Post-pandemic mining work

The main challenge of the mining sector against the emergence of Covid 19 has been the protection of its workers, suppliers and communities near its sites, along with maintaining operational continuity, and in this way contributing to face this health, social and economic crisis.

The operations proceeded to decrease the number of own workers and contractors, leaving only critical personnel on site. Added to this was the stoppage of investment projects, which often mark peaks of workers from contractor companies, as well as the rescheduling of major maintenance. The transfer of large numbers of people to and from operations from their residences, many located in other regions of the country, has also forced changes in transport logistics, which has led to shifts being extended to help reduce travel.

So far, the results of these measures (an average 35% reduction in the workforce for large-scale mining) have been positive and their extension over time will depend on the speed and extent of the pandemic. Although the maintenance of small endowments has until now only marginally impacted the operation, it does hit mine development and maintenance.

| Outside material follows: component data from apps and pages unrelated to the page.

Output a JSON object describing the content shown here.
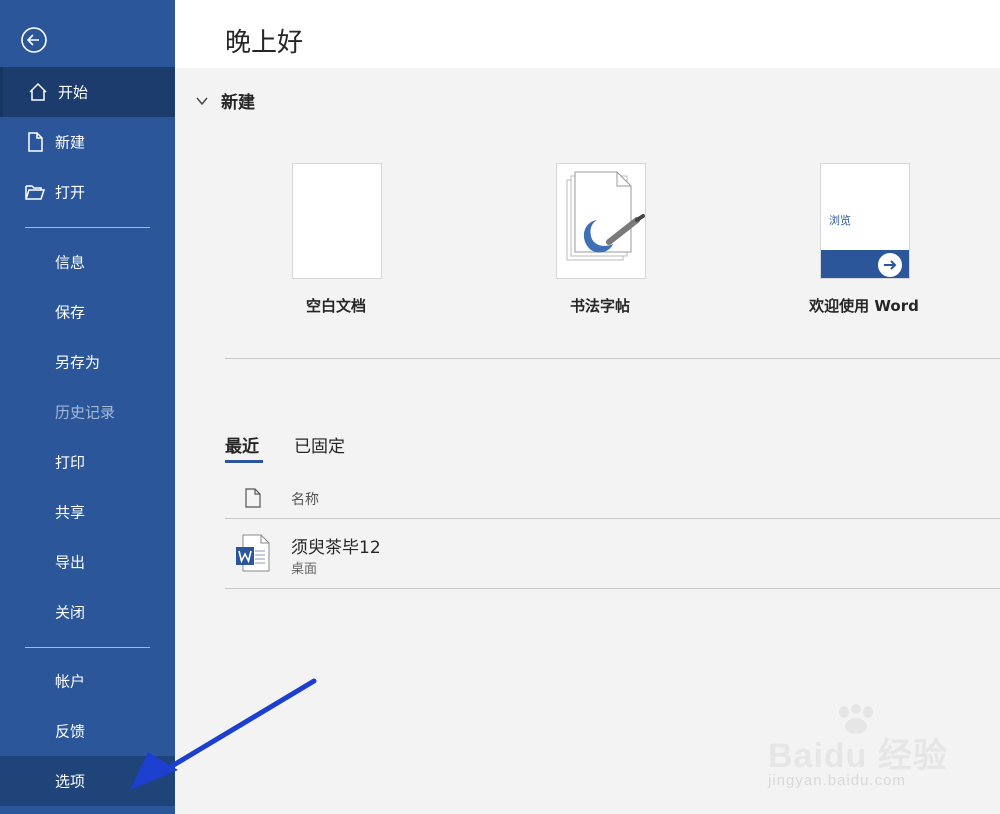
{
  "colors": {
    "sidebar": "#2b579a",
    "active_item": "#1b3c6d",
    "accent": "#2b579a",
    "annotation_arrow": "#1c3fcf"
  },
  "sidebar": {
    "items": [
      {
        "label": "开始",
        "icon": "home-icon"
      },
      {
        "label": "新建",
        "icon": "new-document-icon"
      },
      {
        "label": "打开",
        "icon": "folder-open-icon"
      },
      {
        "label": "信息"
      },
      {
        "label": "保存"
      },
      {
        "label": "另存为"
      },
      {
        "label": "历史记录"
      },
      {
        "label": "打印"
      },
      {
        "label": "共享"
      },
      {
        "label": "导出"
      },
      {
        "label": "关闭"
      },
      {
        "label": "帐户"
      },
      {
        "label": "反馈"
      },
      {
        "label": "选项"
      }
    ]
  },
  "main": {
    "greeting": "晚上好",
    "new_section": {
      "title": "新建",
      "templates": [
        {
          "name": "空白文档"
        },
        {
          "name": "书法字帖"
        },
        {
          "name": "欢迎使用 Word",
          "thumb_text": "浏览"
        }
      ]
    },
    "tabs": [
      {
        "label": "最近"
      },
      {
        "label": "已固定"
      }
    ],
    "list": {
      "column_name": "名称",
      "files": [
        {
          "name": "须臾茶毕12",
          "location": "桌面"
        }
      ]
    }
  },
  "watermark": {
    "brand": "Baidu 经验",
    "url": "jingyan.baidu.com"
  }
}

In the case of projects, the impact is much greater and there is still no clarity on how to face the situation and resume the projects in the medium term.

From a more far-reaching perspective, one wonders what this new reality of mining operation means.

The industry has been focused on how to increase the productivity of its operations through various initiatives, among which the innovations resulting from digital disruption were making remote work possible through integrated control centers located off-site and automation of processes. Operational experience during the pandemic could reinforce and accelerate these changes, which not only help to reduce the health risks generated by the pandemic but also help to close the productivity gap that our mining has compared to mining districts such as Australia and Canada.

This new context can be expressed in deeper changes in the way of operating. For example, it would eventually make it possible to substantially reduce the tasks currently carried out by contractor companies, some with large numbers of personnel such as hotels, catering and transportation. The areas where changes will be most difficult are maintenance and project construction. In the former, there may be more robotization, but less scope and in projects, remote prefabrication can help, but it will not have a major impact either.

In this way, the challenge of increasing productivity in Chilean mining, paradoxically, could be favored based on the current situation. It will be necessary to observe closely the coming months since if more structural changes such as those described take place, they will present a minor challenge for employment, which requires government action as a driver and articulator of agreements between the company, civil society and the political world.